Incident: The claimant was injured in 1994 when his car collided with a van being driven by the first defendant (an employee of the second defendant). Liability admitted.
Injuries: The claimant sustained injuries to his neck, left shoulder and arm, chest, forehead and left knee. The claimant had won a number of national and international amateur kickboxing championships and had begun to pursue a career as a professional competitor. The injuries he suffered in the accident had left him fit for day-to-day activities but he was unable to continue his sporting career due to the shoulder injury. He sought damages for the "loss of chance" of continuing in professional kickboxing and attaining the title of world kickboxing champion.
Award: £423,133 total damages.
Claimant's counsel: David Foskett QC and Michael Fullerton
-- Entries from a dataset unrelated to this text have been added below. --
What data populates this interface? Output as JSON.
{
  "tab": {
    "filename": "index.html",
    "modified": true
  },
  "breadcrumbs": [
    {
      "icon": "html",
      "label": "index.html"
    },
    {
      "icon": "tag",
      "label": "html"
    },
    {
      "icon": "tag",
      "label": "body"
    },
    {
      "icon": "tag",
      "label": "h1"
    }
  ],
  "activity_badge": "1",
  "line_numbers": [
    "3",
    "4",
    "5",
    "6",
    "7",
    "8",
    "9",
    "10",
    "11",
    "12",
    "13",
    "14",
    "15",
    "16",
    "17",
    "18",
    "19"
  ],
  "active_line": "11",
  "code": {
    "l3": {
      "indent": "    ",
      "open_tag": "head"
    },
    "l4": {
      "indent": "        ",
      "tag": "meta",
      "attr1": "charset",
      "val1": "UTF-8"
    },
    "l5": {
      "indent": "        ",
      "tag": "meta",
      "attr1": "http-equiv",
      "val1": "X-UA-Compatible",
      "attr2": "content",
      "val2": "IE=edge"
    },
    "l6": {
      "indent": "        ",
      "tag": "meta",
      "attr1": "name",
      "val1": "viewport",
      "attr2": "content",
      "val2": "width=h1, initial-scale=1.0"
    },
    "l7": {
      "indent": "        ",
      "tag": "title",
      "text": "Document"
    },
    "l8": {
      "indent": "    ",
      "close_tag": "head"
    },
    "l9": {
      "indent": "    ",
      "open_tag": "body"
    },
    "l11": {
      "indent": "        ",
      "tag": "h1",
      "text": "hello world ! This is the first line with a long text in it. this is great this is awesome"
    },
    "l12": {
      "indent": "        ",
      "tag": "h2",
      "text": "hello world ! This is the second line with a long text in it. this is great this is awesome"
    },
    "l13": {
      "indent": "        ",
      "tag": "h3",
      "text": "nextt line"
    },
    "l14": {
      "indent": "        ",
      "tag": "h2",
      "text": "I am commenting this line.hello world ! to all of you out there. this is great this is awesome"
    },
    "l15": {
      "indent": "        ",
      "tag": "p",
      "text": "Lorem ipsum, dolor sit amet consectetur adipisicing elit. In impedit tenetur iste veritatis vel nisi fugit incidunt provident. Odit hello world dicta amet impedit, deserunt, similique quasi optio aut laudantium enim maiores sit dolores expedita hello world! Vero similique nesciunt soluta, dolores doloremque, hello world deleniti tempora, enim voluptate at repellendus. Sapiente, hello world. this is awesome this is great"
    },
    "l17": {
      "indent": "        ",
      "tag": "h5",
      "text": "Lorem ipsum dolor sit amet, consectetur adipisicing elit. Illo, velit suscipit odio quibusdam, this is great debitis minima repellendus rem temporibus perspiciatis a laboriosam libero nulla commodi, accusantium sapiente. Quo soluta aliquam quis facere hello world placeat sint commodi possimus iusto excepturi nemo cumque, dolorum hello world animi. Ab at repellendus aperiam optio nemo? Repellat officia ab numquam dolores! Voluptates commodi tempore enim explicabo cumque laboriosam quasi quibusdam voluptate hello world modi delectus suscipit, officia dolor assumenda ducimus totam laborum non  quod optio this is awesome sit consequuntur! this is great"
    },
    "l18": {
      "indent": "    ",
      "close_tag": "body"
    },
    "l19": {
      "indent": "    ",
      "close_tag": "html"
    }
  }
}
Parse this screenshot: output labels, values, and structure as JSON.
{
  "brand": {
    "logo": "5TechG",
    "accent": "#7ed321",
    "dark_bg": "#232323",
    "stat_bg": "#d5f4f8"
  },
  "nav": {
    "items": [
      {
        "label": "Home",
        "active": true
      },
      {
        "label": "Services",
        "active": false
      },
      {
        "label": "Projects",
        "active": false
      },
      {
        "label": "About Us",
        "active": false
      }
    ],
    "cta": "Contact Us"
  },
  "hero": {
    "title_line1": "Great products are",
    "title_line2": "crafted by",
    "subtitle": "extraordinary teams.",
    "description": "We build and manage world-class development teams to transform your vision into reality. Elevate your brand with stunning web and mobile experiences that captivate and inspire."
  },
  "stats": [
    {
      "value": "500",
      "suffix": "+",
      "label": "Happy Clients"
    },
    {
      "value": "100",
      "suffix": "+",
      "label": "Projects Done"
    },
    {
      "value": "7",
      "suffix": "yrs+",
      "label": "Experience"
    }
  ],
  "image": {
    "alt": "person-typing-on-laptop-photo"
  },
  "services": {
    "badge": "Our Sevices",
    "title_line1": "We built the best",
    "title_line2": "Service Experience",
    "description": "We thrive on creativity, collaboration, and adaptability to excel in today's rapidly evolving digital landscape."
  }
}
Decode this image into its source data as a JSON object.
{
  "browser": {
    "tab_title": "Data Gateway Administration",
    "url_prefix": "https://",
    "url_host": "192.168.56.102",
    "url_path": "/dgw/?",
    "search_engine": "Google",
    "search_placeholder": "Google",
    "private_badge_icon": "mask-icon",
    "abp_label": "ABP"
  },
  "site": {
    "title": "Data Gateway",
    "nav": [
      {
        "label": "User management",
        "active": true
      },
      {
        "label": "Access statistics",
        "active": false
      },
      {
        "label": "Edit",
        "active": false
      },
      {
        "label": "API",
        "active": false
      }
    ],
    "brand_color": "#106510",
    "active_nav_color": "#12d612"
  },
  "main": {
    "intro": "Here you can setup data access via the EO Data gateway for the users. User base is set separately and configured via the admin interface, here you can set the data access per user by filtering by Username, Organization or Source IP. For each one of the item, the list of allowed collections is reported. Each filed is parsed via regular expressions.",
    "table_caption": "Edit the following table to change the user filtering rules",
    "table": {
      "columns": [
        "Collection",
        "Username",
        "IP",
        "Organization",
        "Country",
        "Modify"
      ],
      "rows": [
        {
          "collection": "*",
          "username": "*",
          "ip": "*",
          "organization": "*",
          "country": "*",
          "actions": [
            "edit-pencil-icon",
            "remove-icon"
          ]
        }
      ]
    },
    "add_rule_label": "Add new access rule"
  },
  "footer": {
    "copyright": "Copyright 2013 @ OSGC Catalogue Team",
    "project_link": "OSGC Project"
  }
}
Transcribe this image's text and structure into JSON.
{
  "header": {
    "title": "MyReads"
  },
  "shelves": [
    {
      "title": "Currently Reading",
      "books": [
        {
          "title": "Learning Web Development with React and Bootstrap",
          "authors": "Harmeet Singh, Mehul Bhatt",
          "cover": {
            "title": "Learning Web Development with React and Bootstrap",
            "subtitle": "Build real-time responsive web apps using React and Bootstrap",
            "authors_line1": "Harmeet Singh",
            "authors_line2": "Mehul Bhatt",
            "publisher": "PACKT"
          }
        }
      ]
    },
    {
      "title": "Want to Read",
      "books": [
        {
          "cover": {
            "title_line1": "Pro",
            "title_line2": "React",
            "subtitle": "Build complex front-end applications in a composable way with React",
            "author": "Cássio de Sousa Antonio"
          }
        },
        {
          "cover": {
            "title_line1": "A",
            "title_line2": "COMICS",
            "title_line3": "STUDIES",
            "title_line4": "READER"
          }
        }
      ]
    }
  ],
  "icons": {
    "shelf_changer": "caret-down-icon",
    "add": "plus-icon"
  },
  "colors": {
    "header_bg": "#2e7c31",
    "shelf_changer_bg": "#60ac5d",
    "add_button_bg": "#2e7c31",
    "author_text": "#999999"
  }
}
Claimant's solicitor: George Coles & Co
Morris v Solihull Healthcare NHS Trust (1999) QBD (Buckley J) 14 October 1999
Claimant: Female, 46 years old at date of accident; 51 years old at date of trial.
Incident: In May 1994 the claimant suffered physical injuries when she fell from a horse in a riding accident. She was recovering in hospital when her behaviour began to change. No brain damage was detectable but it was concluded that the claimant had probably sustained a brain injury, possibly from an embolism or the anaesthetic. She was prescribed medication and her condition improved. But by August 1994, the claimant was suffering from depression and had spoken of suicide. On medical advice, she was admitted to the defendant hospital. In September 1994, hospital staff discovered the claimant trying to strangle herself. The claimant brought an action contending she should have been kept under continuous observation and "rather clear" signs that she was suicidal were ignored. Liability disputed.
Injuries: When the claimant was discovered by medical staff she was clinically dead. She was resuscitated but sustained severe brain damage. She was initially transferred into her mother's care. It became apparent that rehabilitation would not be possible and the claimant was admitted to a nursing home in April 1997 where she has lived ever since. She was left largely incoherent, she constantly needed to be urged to attend to her everyday needs and did not interact socially.
Award: £800,000 total damages (out of court settlement).